The narrative again pits two villages against each other in a local squabble over river-crossing fees. One guy charges too little. He believes river-crossing is a right! The other guy wants to create a monopoly and bleed the poor river-crossers dry! BWAHAHA! Between the long stretches of political machinations and goofy comedy, you’ll be wondering you’re ever going to see Zatoichi’s sword again, let alone a flashing sword.
And then the whole film shifts in a moment. Zatoichi flips his “Jules Winnfield path of the righteous man” switch and suddenly Zatoichi’s Flashing Sword becomes one of the most innovative and majestic swordplay bloodbaths in cinema history. THIS IS NOT HYPERBOLE. Well, maybe a little. BUT IT’S NOT.
Your ultimate opinion of the film rests on how strongly you value the action set-pieces contained in the final third of the film. The film lacks a consistent, driving purpose. Zatoichi again attempts to navigate politics without bloodshed, but power-hungry maniacs only respond to violence.
To give you a taste of the transcendent set pieces:
Zatoichi lures a handful of skilled combatants into the water and then drops into the murk where he systematically drops them one by one (see above shark comment).
Zatoichi massacres an entire army of swordsman while fireworks light his gnarled, angry face. A rare occurrence when Zatoichi’s placid exterior falls alway in the face of pure evil.
Lastly, there’s this brilliant moment of pure cinema when Zatoichi lures his attackers into a pitch-black house. Zatoichi runs through the house extinguishing the candles to eliminate their advantage. Shades of Barry Lyndon — as the entire scene was shot using only the ambient candlelight.. at least until the scene goes black except for the contrast of shadow versus complete blackness.
I still get giddy when I think about that last scene.
Fight, Zatoichi, Fight (1964)
Ironically, Fight, Zatoichi, Fight features the least amount of fighting on any Zatoichi film.
“An emotionally resonant entry in the Zatoichi series that punctuates our hero’s inability to trust or love. It’s not that he’s unwilling; it’s that he recognizes the consequences for anyone that loves or depends on him. He’s forced to give up a baby to which he’s promised his undying care. He abandons the woman who’s professed her love. He once again heads out, alone and heartbroken, into a world of moral turpitude.”
F, Z, F forces Zatoichi into the role of caregiver as he attempts to deliver an orphaned baby to its father. After the badassery of Flashing Sword, director Kenji Misumi tones down Zatoichi’s sword skills and brings back the emotional resonance missing from the last few films. In many ways, Fight, Zatoichi, Fight is a gut punch. The plight of the newly orphaned baby mirrors Zatoichi’s sense of homelessness. He doesn’t belong. Without family, without love, without a home, Zatoichi wanders this world looking for acceptance.
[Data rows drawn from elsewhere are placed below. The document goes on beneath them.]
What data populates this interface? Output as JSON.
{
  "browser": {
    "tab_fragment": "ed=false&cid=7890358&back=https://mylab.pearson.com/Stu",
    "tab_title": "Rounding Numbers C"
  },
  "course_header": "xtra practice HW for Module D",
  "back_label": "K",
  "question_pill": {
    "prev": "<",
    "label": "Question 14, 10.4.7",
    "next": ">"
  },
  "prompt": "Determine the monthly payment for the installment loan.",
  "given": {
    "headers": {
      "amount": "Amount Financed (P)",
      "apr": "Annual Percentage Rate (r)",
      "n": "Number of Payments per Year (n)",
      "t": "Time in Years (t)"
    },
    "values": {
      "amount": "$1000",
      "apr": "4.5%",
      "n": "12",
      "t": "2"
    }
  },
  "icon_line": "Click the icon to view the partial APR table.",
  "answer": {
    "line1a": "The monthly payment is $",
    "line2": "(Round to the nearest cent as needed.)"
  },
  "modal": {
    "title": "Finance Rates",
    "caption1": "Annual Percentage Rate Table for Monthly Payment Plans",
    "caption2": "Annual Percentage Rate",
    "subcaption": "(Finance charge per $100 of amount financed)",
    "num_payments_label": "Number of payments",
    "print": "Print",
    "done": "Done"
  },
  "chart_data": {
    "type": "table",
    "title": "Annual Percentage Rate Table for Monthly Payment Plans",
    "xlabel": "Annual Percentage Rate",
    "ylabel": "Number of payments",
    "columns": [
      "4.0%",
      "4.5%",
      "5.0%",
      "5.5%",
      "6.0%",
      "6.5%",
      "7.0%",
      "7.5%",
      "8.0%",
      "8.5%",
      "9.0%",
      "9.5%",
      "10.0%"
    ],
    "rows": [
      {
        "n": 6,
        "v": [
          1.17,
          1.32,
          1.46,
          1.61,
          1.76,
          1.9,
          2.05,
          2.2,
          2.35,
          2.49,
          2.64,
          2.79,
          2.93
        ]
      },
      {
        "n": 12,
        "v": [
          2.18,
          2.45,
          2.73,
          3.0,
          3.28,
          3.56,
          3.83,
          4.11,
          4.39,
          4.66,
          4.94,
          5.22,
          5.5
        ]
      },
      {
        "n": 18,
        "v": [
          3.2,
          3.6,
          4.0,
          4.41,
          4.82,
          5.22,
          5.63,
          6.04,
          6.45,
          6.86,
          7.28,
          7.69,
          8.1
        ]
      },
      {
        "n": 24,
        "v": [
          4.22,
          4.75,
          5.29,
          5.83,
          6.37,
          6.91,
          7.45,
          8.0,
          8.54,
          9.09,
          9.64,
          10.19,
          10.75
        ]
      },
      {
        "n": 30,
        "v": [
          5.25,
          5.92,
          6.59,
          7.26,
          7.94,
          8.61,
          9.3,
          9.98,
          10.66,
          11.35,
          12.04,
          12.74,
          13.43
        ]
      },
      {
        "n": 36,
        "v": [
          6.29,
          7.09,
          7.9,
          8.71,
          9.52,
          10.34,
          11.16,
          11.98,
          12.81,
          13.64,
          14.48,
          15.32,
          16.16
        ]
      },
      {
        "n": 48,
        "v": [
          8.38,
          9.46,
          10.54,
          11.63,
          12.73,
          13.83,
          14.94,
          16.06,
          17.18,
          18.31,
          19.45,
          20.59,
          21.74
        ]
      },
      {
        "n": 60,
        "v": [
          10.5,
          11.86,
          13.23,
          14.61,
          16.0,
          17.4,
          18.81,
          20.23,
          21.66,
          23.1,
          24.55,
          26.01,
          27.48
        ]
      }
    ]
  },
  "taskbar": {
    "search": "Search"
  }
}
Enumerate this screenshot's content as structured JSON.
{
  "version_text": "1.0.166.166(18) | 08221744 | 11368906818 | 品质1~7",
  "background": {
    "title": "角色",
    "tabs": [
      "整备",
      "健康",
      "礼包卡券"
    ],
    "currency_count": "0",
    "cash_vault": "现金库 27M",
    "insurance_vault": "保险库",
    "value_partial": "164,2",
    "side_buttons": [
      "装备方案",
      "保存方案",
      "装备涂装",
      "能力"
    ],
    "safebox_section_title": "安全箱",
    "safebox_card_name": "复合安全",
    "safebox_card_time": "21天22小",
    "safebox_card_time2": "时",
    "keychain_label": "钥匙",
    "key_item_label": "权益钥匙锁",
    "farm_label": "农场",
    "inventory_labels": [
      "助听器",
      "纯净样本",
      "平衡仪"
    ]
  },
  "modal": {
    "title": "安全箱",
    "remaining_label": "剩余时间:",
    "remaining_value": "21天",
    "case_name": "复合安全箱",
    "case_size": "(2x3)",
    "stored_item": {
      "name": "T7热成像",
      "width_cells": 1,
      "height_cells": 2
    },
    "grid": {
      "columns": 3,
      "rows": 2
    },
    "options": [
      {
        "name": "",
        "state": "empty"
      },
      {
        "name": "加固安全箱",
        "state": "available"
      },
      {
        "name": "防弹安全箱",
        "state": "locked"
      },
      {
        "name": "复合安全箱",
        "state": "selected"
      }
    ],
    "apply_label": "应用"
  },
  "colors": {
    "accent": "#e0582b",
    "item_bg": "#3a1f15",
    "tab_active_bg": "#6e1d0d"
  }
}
At one point, Zatoichi doesn’t have money or food. In order to sooth the hungry child he offers his own nipple for suckling, merely hoping the child will find a moment of peace.
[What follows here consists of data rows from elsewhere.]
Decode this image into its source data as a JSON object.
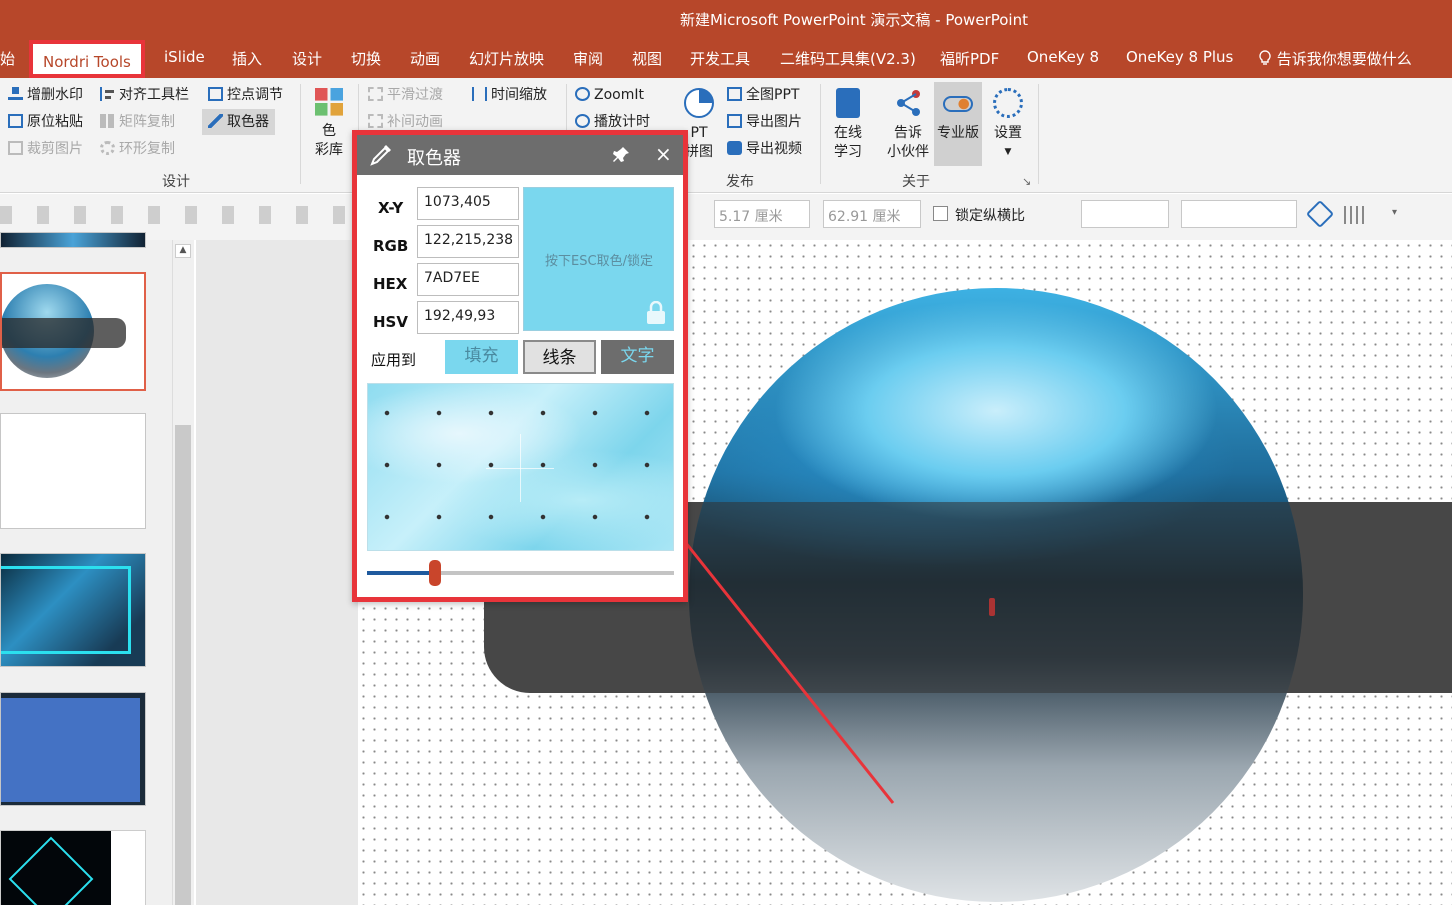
{
  "window": {
    "title": "新建Microsoft PowerPoint 演示文稿  -  PowerPoint"
  },
  "tabs": [
    "始",
    "Nordri Tools",
    "iSlide",
    "插入",
    "设计",
    "切换",
    "动画",
    "幻灯片放映",
    "审阅",
    "视图",
    "开发工具",
    "二维码工具集(V2.3)",
    "福昕PDF",
    "OneKey 8",
    "OneKey 8 Plus"
  ],
  "tell_me": "告诉我你想要做什么",
  "ribbon": {
    "design_col1": [
      "增删水印",
      "原位粘贴",
      "裁剪图片"
    ],
    "design_col2": [
      "对齐工具栏",
      "矩阵复制",
      "环形复制"
    ],
    "design_col3": [
      "控点调节",
      "取色器"
    ],
    "color_lib": [
      "色",
      "彩库"
    ],
    "design_group": "设计",
    "anim_col1": [
      "平滑过渡",
      "补间动画"
    ],
    "anim_col2": [
      "时间缩放"
    ],
    "zoom_col": [
      "ZoomIt",
      "播放计时"
    ],
    "ppt_big": [
      "PT",
      "拼图"
    ],
    "publish_col": [
      "全图PPT",
      "导出图片",
      "导出视频"
    ],
    "publish_group": "发布",
    "about_buttons": [
      [
        "在线",
        "学习"
      ],
      [
        "告诉",
        "小伙伴"
      ],
      [
        "专业版"
      ],
      [
        "设置"
      ]
    ],
    "about_group": "关于"
  },
  "toolbar2": {
    "width": "5.17 厘米",
    "height": "62.91 厘米",
    "lock_ratio": "锁定纵横比"
  },
  "picker": {
    "title": "取色器",
    "rows": [
      {
        "label": "X-Y",
        "value": "1073,405"
      },
      {
        "label": "RGB",
        "value": "122,215,238"
      },
      {
        "label": "HEX",
        "value": "7AD7EE"
      },
      {
        "label": "HSV",
        "value": "192,49,93"
      }
    ],
    "swatch_hint": "按下ESC取色/锁定",
    "swatch_color": "#7AD7EE",
    "apply_label": "应用到",
    "apply_buttons": [
      "填充",
      "线条",
      "文字"
    ],
    "zoom_slider": 0.22
  },
  "colors": {
    "accent": "#b7472a",
    "highlight": "#e8343a"
  }
}
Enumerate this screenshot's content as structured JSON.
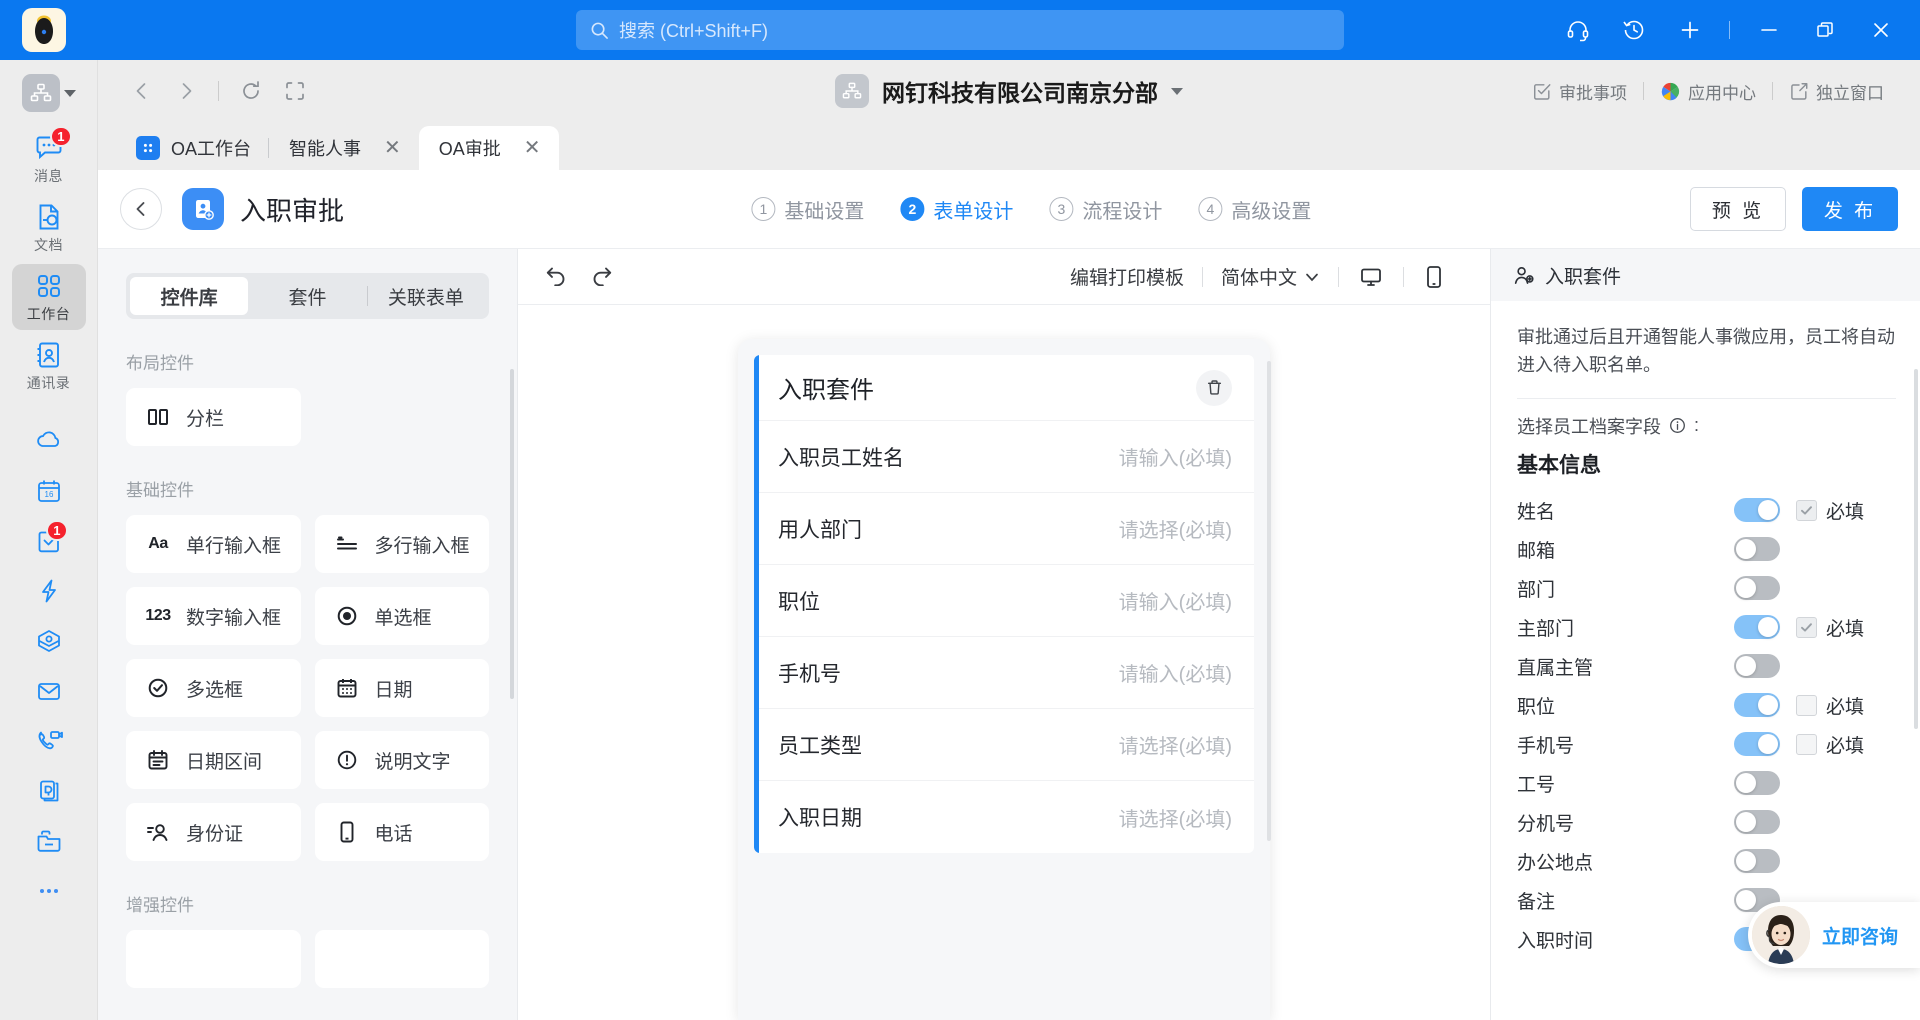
{
  "titlebar": {
    "search_placeholder": "搜索 (Ctrl+Shift+F)",
    "icons": {
      "search": "search-icon",
      "headset": "headset-icon",
      "history": "history-icon",
      "plus": "plus-icon",
      "minimize": "minimize-icon",
      "maximize": "maximize-icon",
      "close": "close-icon"
    },
    "brand_color": "#0a78f0"
  },
  "rail": {
    "org_switcher": "org-switcher",
    "items": [
      {
        "label": "消息",
        "icon": "message-icon",
        "badge": "1",
        "active": false
      },
      {
        "label": "文档",
        "icon": "document-icon",
        "badge": "",
        "active": false
      },
      {
        "label": "工作台",
        "icon": "workbench-icon",
        "badge": "",
        "active": true
      },
      {
        "label": "通讯录",
        "icon": "contacts-icon",
        "badge": "",
        "active": false
      }
    ],
    "mini_items": [
      {
        "icon": "cloud-icon",
        "badge": ""
      },
      {
        "icon": "calendar-16-icon",
        "badge": ""
      },
      {
        "icon": "checklist-icon",
        "badge": "1"
      },
      {
        "icon": "lightning-icon",
        "badge": ""
      },
      {
        "icon": "diamond-icon",
        "badge": ""
      },
      {
        "icon": "mail-icon",
        "badge": ""
      },
      {
        "icon": "phone-video-icon",
        "badge": ""
      },
      {
        "icon": "ding-doc-icon",
        "badge": ""
      },
      {
        "icon": "folder-icon",
        "badge": ""
      },
      {
        "icon": "more-dots-icon",
        "badge": ""
      }
    ]
  },
  "navbar": {
    "back": "back-arrow-icon",
    "forward": "forward-arrow-icon",
    "refresh": "refresh-icon",
    "fullscreen": "fullscreen-icon",
    "org_name": "网钉科技有限公司南京分部",
    "links": [
      {
        "label": "审批事项",
        "icon": "approval-icon"
      },
      {
        "label": "应用中心",
        "icon": "app-center-icon"
      },
      {
        "label": "独立窗口",
        "icon": "detach-window-icon"
      }
    ]
  },
  "tabs": [
    {
      "label": "OA工作台",
      "icon": "grid-app-icon",
      "active": false,
      "closable": false
    },
    {
      "label": "智能人事",
      "icon": "",
      "active": false,
      "closable": true
    },
    {
      "label": "OA审批",
      "icon": "",
      "active": true,
      "closable": true
    }
  ],
  "page": {
    "title": "入职审批",
    "app_icon": "onboarding-app-icon",
    "back_icon": "chevron-left-icon",
    "steps": [
      {
        "num": "1",
        "label": "基础设置",
        "active": false
      },
      {
        "num": "2",
        "label": "表单设计",
        "active": true
      },
      {
        "num": "3",
        "label": "流程设计",
        "active": false
      },
      {
        "num": "4",
        "label": "高级设置",
        "active": false
      }
    ],
    "preview_label": "预 览",
    "publish_label": "发 布",
    "accent_color": "#1f88f5"
  },
  "library": {
    "tabs": [
      {
        "label": "控件库",
        "active": true
      },
      {
        "label": "套件",
        "active": false
      },
      {
        "label": "关联表单",
        "active": false
      }
    ],
    "groups": [
      {
        "title": "布局控件",
        "items": [
          {
            "label": "分栏",
            "icon": "columns-icon"
          }
        ]
      },
      {
        "title": "基础控件",
        "items": [
          {
            "label": "单行输入框",
            "icon": "text-aa-icon"
          },
          {
            "label": "多行输入框",
            "icon": "textarea-icon"
          },
          {
            "label": "数字输入框",
            "icon": "number-123-icon"
          },
          {
            "label": "单选框",
            "icon": "radio-icon"
          },
          {
            "label": "多选框",
            "icon": "check-circle-icon"
          },
          {
            "label": "日期",
            "icon": "calendar-icon"
          },
          {
            "label": "日期区间",
            "icon": "date-range-icon"
          },
          {
            "label": "说明文字",
            "icon": "info-exclaim-icon"
          },
          {
            "label": "身份证",
            "icon": "id-card-icon"
          },
          {
            "label": "电话",
            "icon": "mobile-phone-icon"
          }
        ]
      },
      {
        "title": "增强控件",
        "items": []
      }
    ]
  },
  "canvas": {
    "undo": "undo-icon",
    "redo": "redo-icon",
    "print_template_label": "编辑打印模板",
    "language_label": "简体中文",
    "desktop_icon": "desktop-icon",
    "mobile_icon": "mobile-icon",
    "form": {
      "title": "入职套件",
      "delete_icon": "trash-icon",
      "rows": [
        {
          "label": "入职员工姓名",
          "placeholder": "请输入(必填)"
        },
        {
          "label": "用人部门",
          "placeholder": "请选择(必填)"
        },
        {
          "label": "职位",
          "placeholder": "请输入(必填)"
        },
        {
          "label": "手机号",
          "placeholder": "请输入(必填)"
        },
        {
          "label": "员工类型",
          "placeholder": "请选择(必填)"
        },
        {
          "label": "入职日期",
          "placeholder": "请选择(必填)"
        }
      ]
    }
  },
  "rpanel": {
    "header": "入职套件",
    "header_icon": "person-add-icon",
    "description": "审批通过后且开通智能人事微应用，员工将自动进入待入职名单。",
    "select_label": "选择员工档案字段",
    "info_icon": "info-icon",
    "group_title": "基本信息",
    "required_label": "必填",
    "fields": [
      {
        "name": "姓名",
        "enabled": true,
        "required": true,
        "show_required": true
      },
      {
        "name": "邮箱",
        "enabled": false,
        "required": false,
        "show_required": false
      },
      {
        "name": "部门",
        "enabled": false,
        "required": false,
        "show_required": false
      },
      {
        "name": "主部门",
        "enabled": true,
        "required": true,
        "show_required": true
      },
      {
        "name": "直属主管",
        "enabled": false,
        "required": false,
        "show_required": false
      },
      {
        "name": "职位",
        "enabled": true,
        "required": false,
        "show_required": true
      },
      {
        "name": "手机号",
        "enabled": true,
        "required": false,
        "show_required": true
      },
      {
        "name": "工号",
        "enabled": false,
        "required": false,
        "show_required": false
      },
      {
        "name": "分机号",
        "enabled": false,
        "required": false,
        "show_required": false
      },
      {
        "name": "办公地点",
        "enabled": false,
        "required": false,
        "show_required": false
      },
      {
        "name": "备注",
        "enabled": false,
        "required": false,
        "show_required": false
      },
      {
        "name": "入职时间",
        "enabled": true,
        "required": false,
        "show_required": true
      }
    ]
  },
  "chat": {
    "label": "立即咨询",
    "avatar": "support-agent-avatar"
  }
}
Current Zatoichi rankings:
- Zatoichi’s Flashing Sword (Z7)
- Tale of Zatoichi (Z1)
- Zatoichi the Fugitive (Z4)
- Fight, Zatoichi, Fight (Z8)
- Zatoichi and the Chest of Gold (Z6)
- Tale of Zatoichi Continues (Z2)
- Zatoichi on the Road (Z5)
- A New Tale of Zatoichi (Z3)
8 down. 18 more to go. Zatoichi will return in So Zatoichi is kinda like James Bond, except blind – Vol. 3.